The main objective it to examine research studies that examine strategies to prevent falls in an acute setting. The four research articles chosen all evaluate different strategies to prevent falls in an acute setting.
Search for Evidence
Overall, a thorough search was conducted of articles that researched how to reduce falls in the following databases: Medline, Google Scholar, and Proquest. A total of 14 articles were found in these databases. After examination, however, five articles were outside the recommended publishing range of 5-7 years; another five articles replicated similar research techniques in the reduction of falls. Thus, four articles were ultimately chosen to examine for this paper.
Tzeng and Yin (2009) researched the relationship between call light use and response time and inpatient falls in acute care settings. The authors found that: longer response time to call lights was correlated to fewer total falls and less fall-related patient harm. The authors’ research challenged conventional wisdom that reducing frequency of call light use and fall rates are two outcome indicators of conducting hourly patient rounds. Tzeng (2010) further identifies mental status as a risk factor in falls: the presence of mental status deficits was identified as the dominant issue in 34% of falls; this finding was statistically significant.
Merrett et al. (2011) reported results from the GEM FIT collaboration that worked to reduce the number of falls among elderly individuals in a hospital. The collaboration centered on a number of interventions: exercise and education about falls. The collaboration found that these interventions were useful in preventing falls in the elderly population.
Overall, the literature found that three interventions had a positive impact on reducing falls; another intervention (shorter response to call lights) was found to actually increase the risk of the falls.
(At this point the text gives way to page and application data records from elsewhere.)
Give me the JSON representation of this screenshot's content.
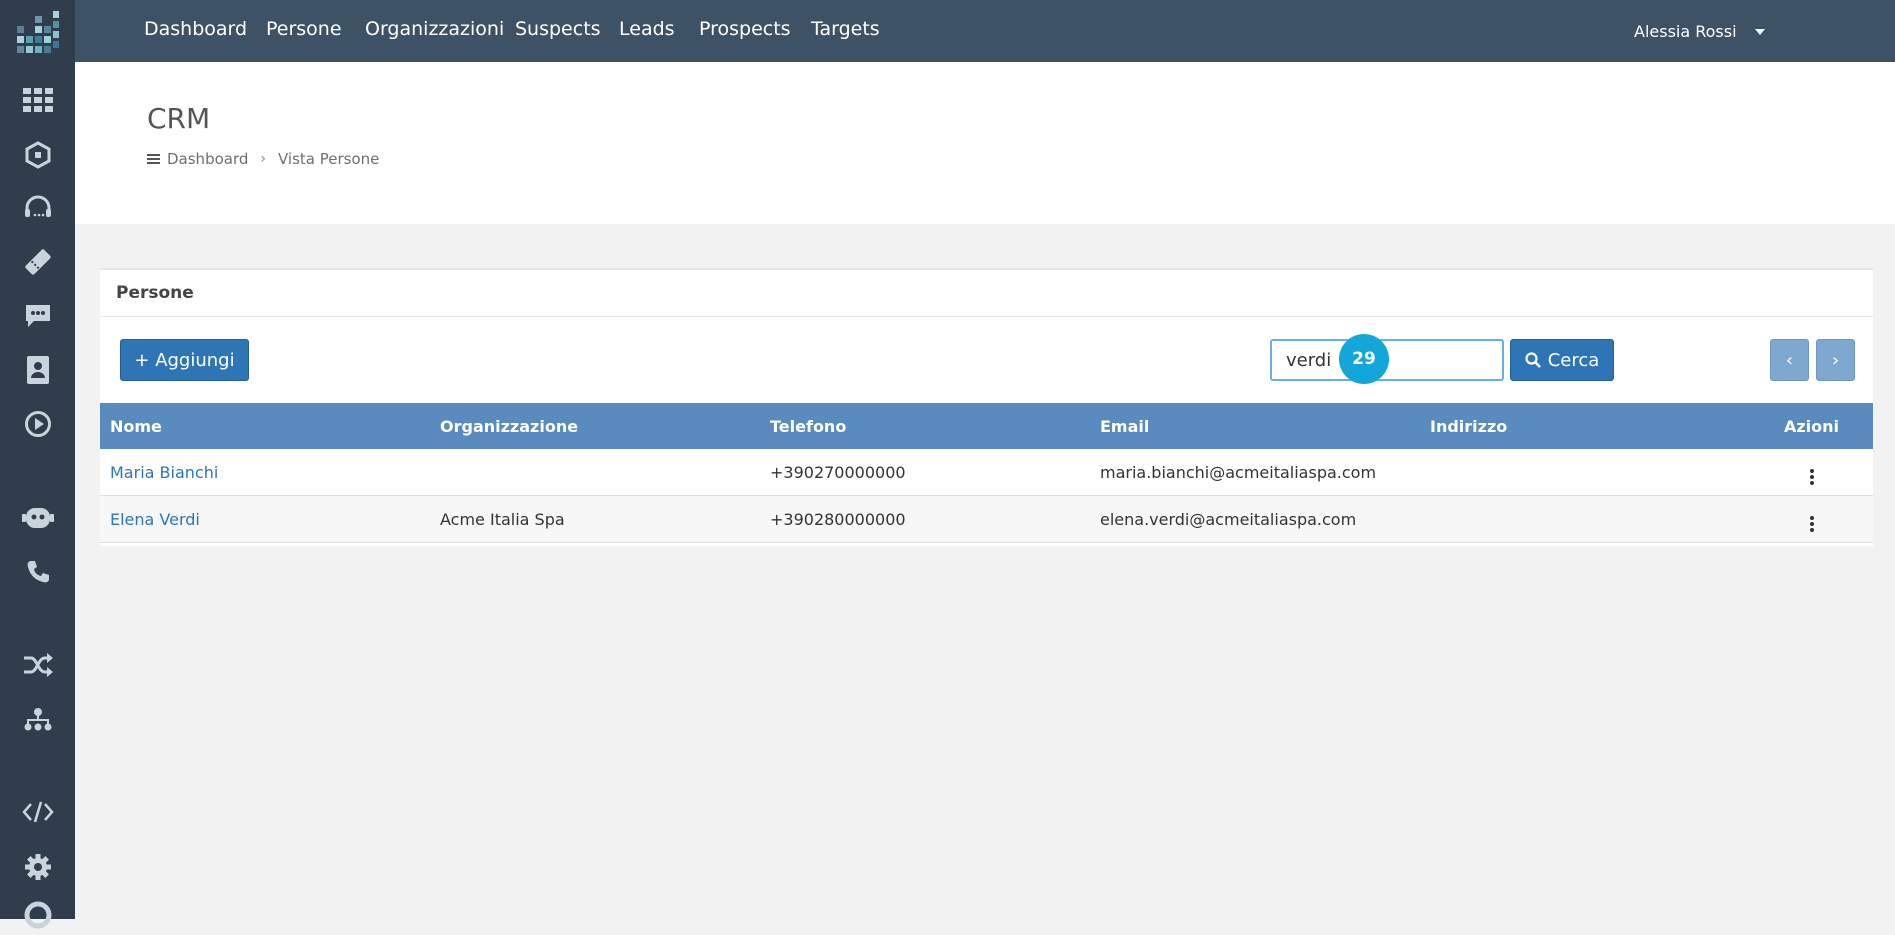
{
  "topbar": {
    "nav": [
      "Dashboard",
      "Persone",
      "Organizzazioni",
      "Suspects",
      "Leads",
      "Prospects",
      "Targets"
    ],
    "user_name": "Alessia Rossi"
  },
  "sidebar": {
    "icons": [
      "grid-icon",
      "box-icon",
      "headset-icon",
      "ticket-icon",
      "chat-icon",
      "contacts-icon",
      "play-icon",
      "bot-icon",
      "phone-icon",
      "shuffle-icon",
      "org-chart-icon",
      "code-icon",
      "gear-icon",
      "lifebuoy-icon"
    ]
  },
  "header": {
    "title": "CRM",
    "breadcrumb": [
      "Dashboard",
      "Vista Persone"
    ]
  },
  "panel": {
    "heading": "Persone",
    "add_label": "+ Aggiungi",
    "search_value": "verdi",
    "step_badge": "29",
    "search_label": "Cerca",
    "prev_label": "‹",
    "next_label": "›"
  },
  "table": {
    "columns": [
      "Nome",
      "Organizzazione",
      "Telefono",
      "Email",
      "Indirizzo",
      "Azioni"
    ],
    "rows": [
      {
        "nome": "Maria Bianchi",
        "organizzazione": "",
        "telefono": "+390270000000",
        "email": "maria.bianchi@acmeitaliaspa.com",
        "indirizzo": ""
      },
      {
        "nome": "Elena Verdi",
        "organizzazione": "Acme Italia Spa",
        "telefono": "+390280000000",
        "email": "elena.verdi@acmeitaliaspa.com",
        "indirizzo": ""
      }
    ]
  },
  "colors": {
    "sidebar_bg": "#2f3d4c",
    "topbar_bg": "#3e5266",
    "primary": "#2e75b6",
    "table_header": "#598bbf",
    "badge": "#12a6d9"
  }
}
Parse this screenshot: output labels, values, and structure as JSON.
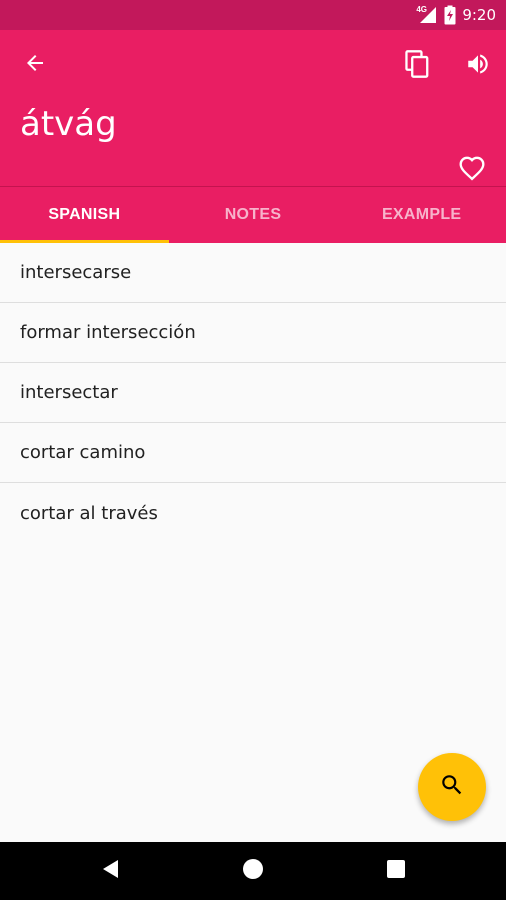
{
  "status_bar": {
    "network_label": "4G",
    "time": "9:20",
    "icons": [
      "signal-icon",
      "battery-charging-icon"
    ]
  },
  "toolbar": {
    "word": "átvág",
    "icons": [
      "arrow-back-icon",
      "copy-icon",
      "volume-icon",
      "heart-outline-icon"
    ]
  },
  "tabs": [
    {
      "label": "SPANISH",
      "active": true
    },
    {
      "label": "NOTES",
      "active": false
    },
    {
      "label": "EXAMPLE",
      "active": false
    }
  ],
  "translations": [
    "intersecarse",
    "formar intersección",
    "intersectar",
    "cortar camino",
    "cortar al través"
  ],
  "fab": {
    "icon": "search-icon"
  },
  "nav_bar": {
    "icons": [
      "nav-back-icon",
      "nav-home-icon",
      "nav-recent-icon"
    ]
  },
  "colors": {
    "primary": "#e91e63",
    "primary_dark": "#c2185b",
    "accent": "#ffc107",
    "background": "#fafafa"
  }
}
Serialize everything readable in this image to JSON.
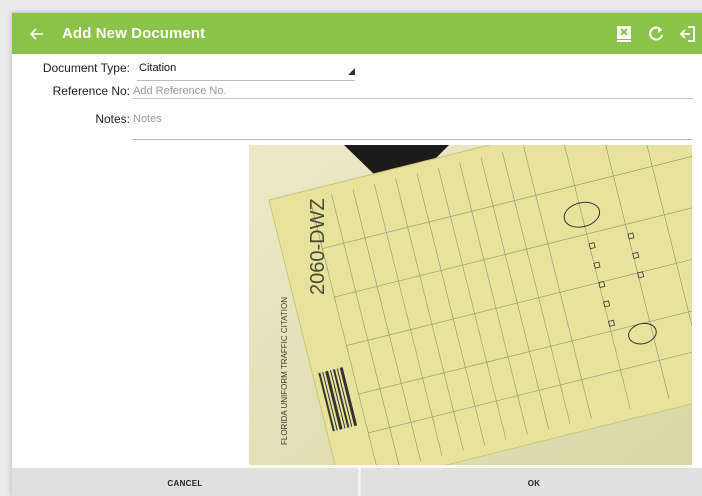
{
  "colors": {
    "toolbar": "#8bc34a",
    "toolbar_text": "#ffffff"
  },
  "toolbar": {
    "back_icon": "arrow-left-icon",
    "title": "Add New Document",
    "icons": [
      "close-box-icon",
      "refresh-icon",
      "logout-icon"
    ]
  },
  "form": {
    "document_type_label": "Document Type:",
    "document_type_value": "Citation",
    "reference_label": "Reference No:",
    "reference_placeholder": "Add Reference No.",
    "notes_label": "Notes:",
    "notes_placeholder": "Notes"
  },
  "photo": {
    "text_1": "2060-DWZ",
    "text_2": "FLORIDA UNIFORM TRAFFIC CITATION"
  },
  "buttons": {
    "cancel": "CANCEL",
    "ok": "OK"
  }
}
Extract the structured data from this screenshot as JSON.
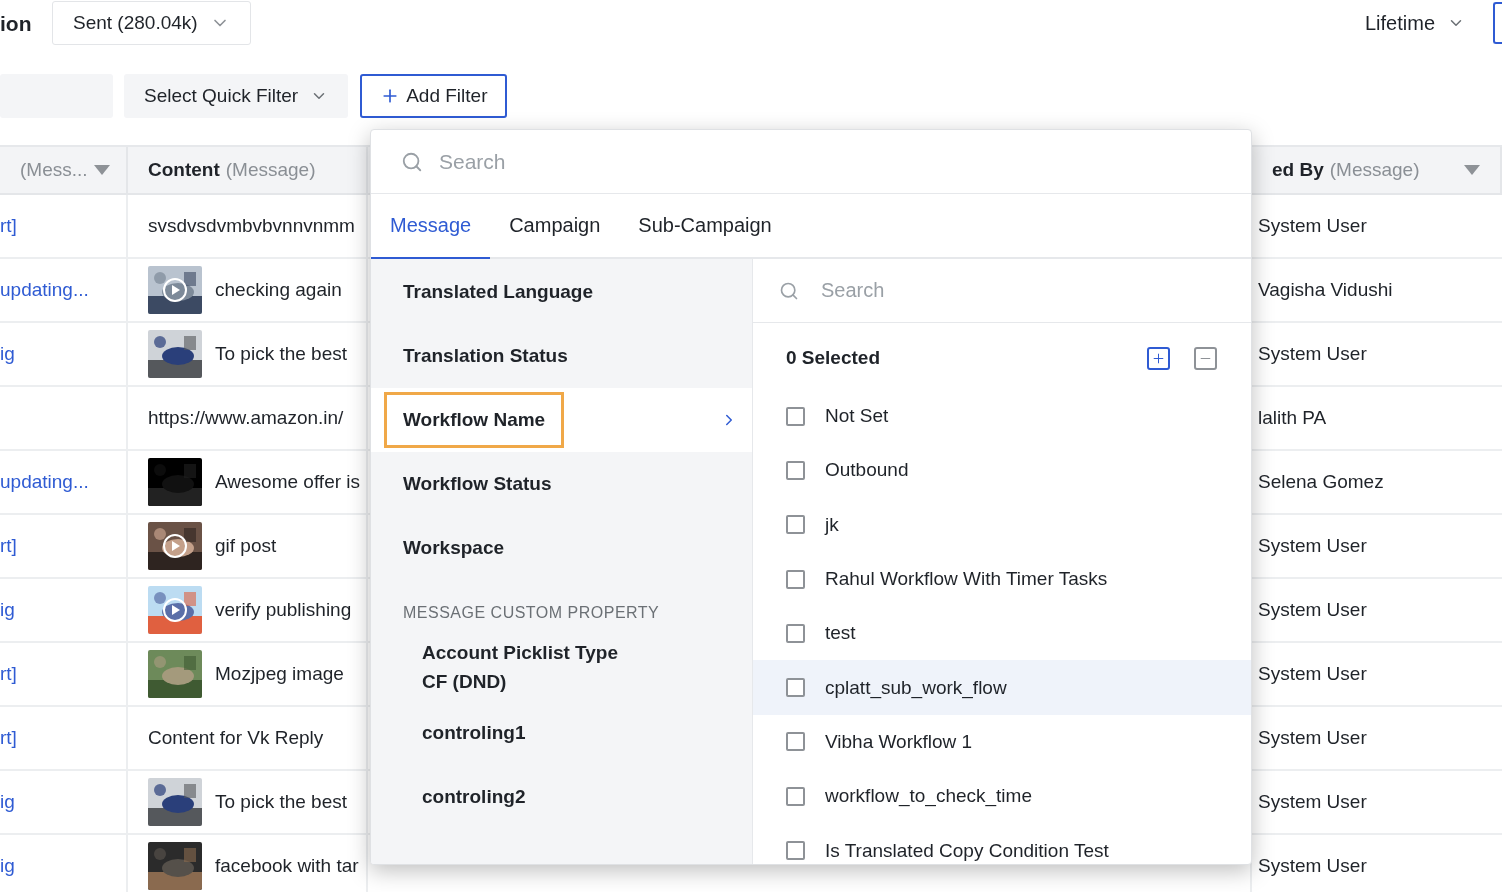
{
  "header": {
    "title": "ion",
    "status_dropdown": "Sent (280.04k)",
    "range_dropdown": "Lifetime"
  },
  "filter_bar": {
    "quick_filter": "Select Quick Filter",
    "add_filter": "Add Filter"
  },
  "table": {
    "columns": [
      {
        "source": "(Mess...",
        "menu": true
      },
      {
        "name": "Content",
        "source": "(Message)",
        "menu": false
      },
      {
        "name": "ed By",
        "source": "(Message)",
        "menu": true
      }
    ],
    "rows": [
      {
        "column_1": "rt]",
        "content": "svsdvsdvmbvbvnnvnmm",
        "by": "System User"
      },
      {
        "column_1": "updating...",
        "content": "checking again",
        "thumbnail": {
          "kind": "picture",
          "video": true
        },
        "by": "Vagisha Vidushi"
      },
      {
        "column_1": "ig",
        "content": "To pick the best",
        "thumbnail": {
          "kind": "picture",
          "video": false
        },
        "by": "System User"
      },
      {
        "content": "https://www.amazon.in/",
        "by": "lalith PA"
      },
      {
        "column_1": "updating...",
        "content": "Awesome offer is",
        "thumbnail": {
          "kind": "picture",
          "video": false
        },
        "by": "Selena Gomez"
      },
      {
        "column_1": "rt]",
        "content": "gif post",
        "thumbnail": {
          "kind": "picture",
          "video": true
        },
        "by": "System User"
      },
      {
        "column_1": "ig",
        "content": "verify publishing",
        "thumbnail": {
          "kind": "picture",
          "video": true
        },
        "by": "System User"
      },
      {
        "column_1": "rt]",
        "content": "Mozjpeg image",
        "thumbnail": {
          "kind": "picture",
          "video": false
        },
        "by": "System User"
      },
      {
        "column_1": "rt]",
        "content": "Content for Vk Reply",
        "by": "System User"
      },
      {
        "column_1": "ig",
        "content": "To pick the best",
        "thumbnail": {
          "kind": "picture",
          "video": false
        },
        "by": "System User"
      },
      {
        "column_1": "ig",
        "content": "facebook with tar",
        "thumbnail": {
          "kind": "picture",
          "video": false
        },
        "by": "System User"
      }
    ]
  },
  "filter_menu": {
    "search": {
      "placeholder": "Search"
    },
    "tabs": [
      {
        "label": "Message",
        "selected": true
      },
      {
        "label": "Campaign",
        "selected": false
      },
      {
        "label": "Sub-Campaign",
        "selected": false
      }
    ],
    "fields": [
      {
        "label": "Translated Language",
        "selected": false
      },
      {
        "label": "Translation Status",
        "selected": false
      },
      {
        "label": "Workflow Name",
        "selected": true
      },
      {
        "label": "Workflow Status",
        "selected": false
      },
      {
        "label": "Workspace",
        "selected": false
      }
    ],
    "custom_section": {
      "title": "MESSAGE CUSTOM PROPERTY",
      "fields": [
        {
          "label": "Account Picklist Type CF (DND)",
          "selected": false
        },
        {
          "label": "controling1",
          "selected": false
        },
        {
          "label": "controling2",
          "selected": false
        }
      ]
    },
    "values": {
      "search": {
        "placeholder": "Search"
      },
      "count": "0 Selected",
      "options": [
        {
          "label": "Not Set",
          "checked": false,
          "hovered": false
        },
        {
          "label": "Outbound",
          "checked": false,
          "hovered": false
        },
        {
          "label": "jk",
          "checked": false,
          "hovered": false
        },
        {
          "label": "Rahul Workflow With Timer Tasks",
          "checked": false,
          "hovered": false
        },
        {
          "label": "test",
          "checked": false,
          "hovered": false
        },
        {
          "label": "cplatt_sub_work_flow",
          "checked": false,
          "hovered": true
        },
        {
          "label": "Vibha Workflow 1",
          "checked": false,
          "hovered": false
        },
        {
          "label": "workflow_to_check_time",
          "checked": false,
          "hovered": false
        },
        {
          "label": "Is Translated Copy Condition Test",
          "checked": false,
          "hovered": false
        }
      ]
    }
  }
}
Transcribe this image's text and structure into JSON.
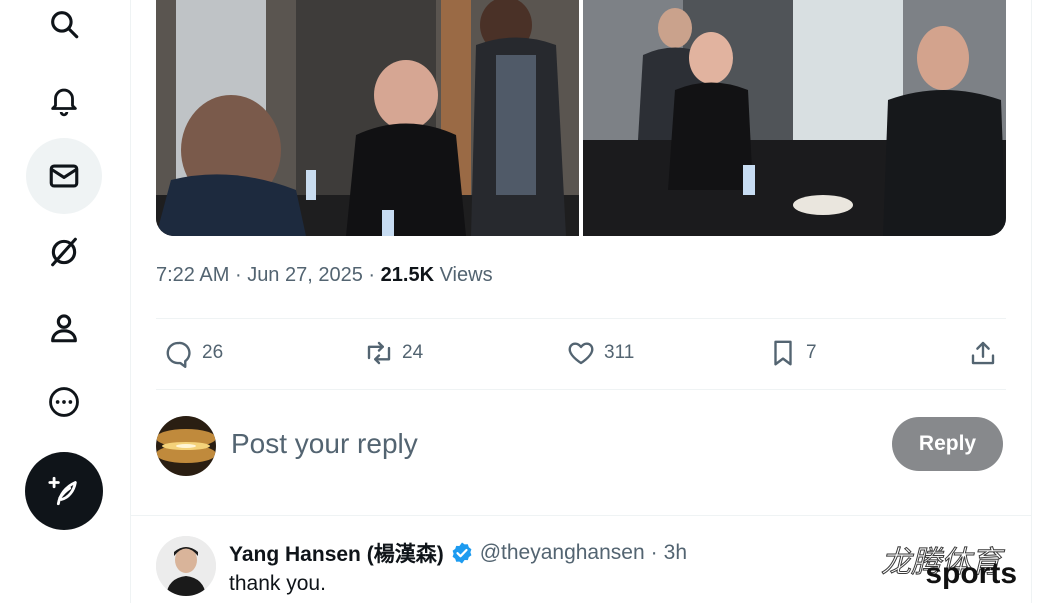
{
  "nav": {
    "items": [
      {
        "name": "search",
        "icon": "search-icon"
      },
      {
        "name": "notifications",
        "icon": "bell-icon"
      },
      {
        "name": "messages",
        "icon": "mail-icon",
        "active": true
      },
      {
        "name": "grok",
        "icon": "slash-circle-icon"
      },
      {
        "name": "profile",
        "icon": "person-icon"
      },
      {
        "name": "more",
        "icon": "more-circle-icon"
      }
    ],
    "compose_icon": "feather-plus-icon"
  },
  "post": {
    "media": [
      {
        "description": "bald man on phone signing papers at meeting table while another man stands beside him"
      },
      {
        "description": "people applauding around a conference table"
      }
    ],
    "time": "7:22 AM",
    "separator": "·",
    "date": "Jun 27, 2025",
    "views_count": "21.5K",
    "views_label": "Views",
    "stats": {
      "replies": "26",
      "reposts": "24",
      "likes": "311",
      "bookmarks": "7"
    }
  },
  "reply_box": {
    "placeholder": "Post your reply",
    "button": "Reply"
  },
  "comment": {
    "name": "Yang Hansen (楊漢森)",
    "handle": "@theyanghansen",
    "separator": "·",
    "time": "3h",
    "text": "thank you."
  },
  "watermark": {
    "cn": "龙腾体育",
    "en": "sports"
  },
  "colors": {
    "text": "#0f1419",
    "muted": "#536471",
    "border": "#eff3f4",
    "verified": "#1d9bf0",
    "reply_button": "#87898c"
  }
}
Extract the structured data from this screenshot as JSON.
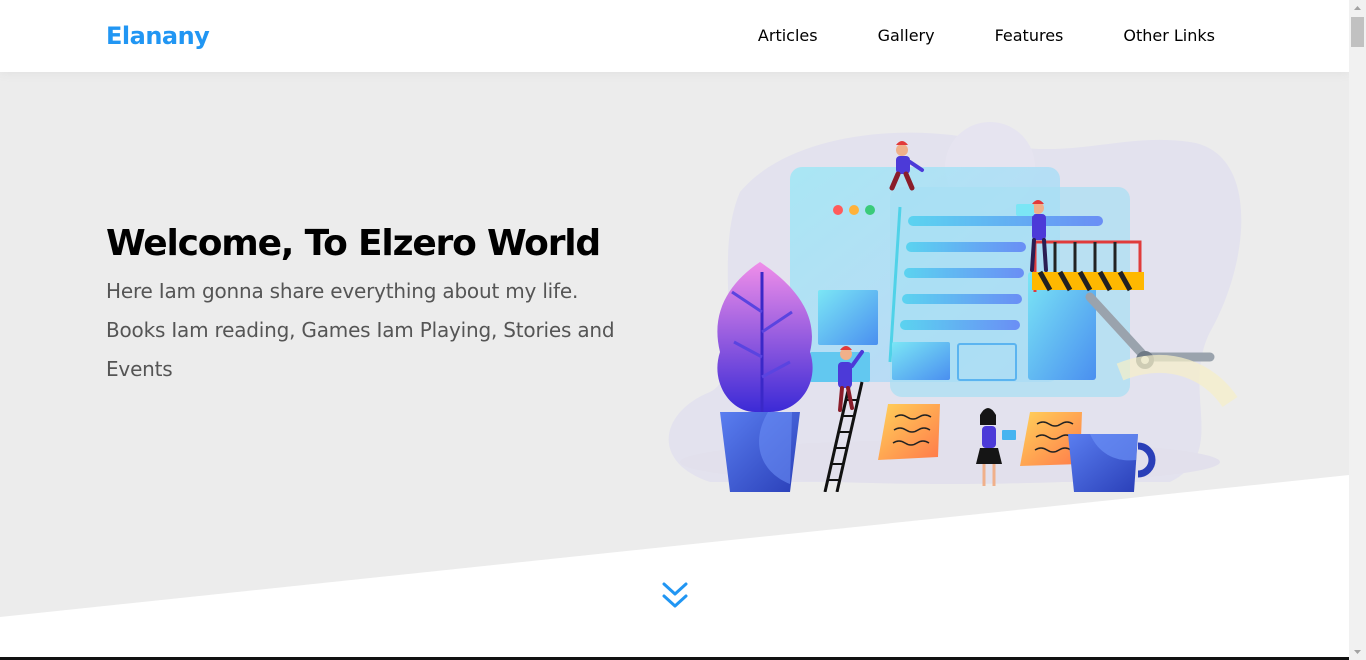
{
  "header": {
    "logo": "Elanany",
    "nav": [
      {
        "label": "Articles"
      },
      {
        "label": "Gallery"
      },
      {
        "label": "Features"
      },
      {
        "label": "Other Links"
      }
    ]
  },
  "landing": {
    "title": "Welcome, To Elzero World",
    "description": "Here Iam gonna share everything about my life. Books Iam reading, Games Iam Playing, Stories and Events"
  },
  "colors": {
    "brand": "#2196f3",
    "landing_bg": "#ececec"
  },
  "icons": {
    "scroll_down": "chevrons-down-icon"
  }
}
Hospitals should adopt these evidence-based guidelines, particularly when dealing with elderly patients.
Those evidence-based practice guidelines could be codified into these principles:
- Mental health status should be carefully monitored as a key risk factor for falls among elderly hospital inpatients. This should not only be part of the initial interview, but also should be monitored throughout the stay to promote patient safety.
- Response to call buttons should be closely monitored as well. Although an intuitive perspective would promote a quicker response to the call light as a means to maximize patient safety, research has actually show the opposite: a quicker response time actually leads to a higher risks for falls.
- Finally, the collaboration shows that interventions including exercise to strengthen joints and education to raise awareness of the genesis and danger of falls can be important to prevent falls in an elderly population. This is important evidence that fall prevention strategies should not only be implemented in the hospital, but also before admissions to the hospital.
Tzeng, H.M. & Yin, C.Y Relationship between call light use and response time and inpatient
falls in acute care settings. Journal of Clinical Nursing, 18, 3333-3341.
Tzeng, H.M. (2010). Inpatient falls in adult acute settings: influence of patients’ mental status.
Journal of Advanced Nursing. 1741-1746.
Merrett et al. A collaborative approach to fall prevention. Canadian Nurse. 107(8), 24-29.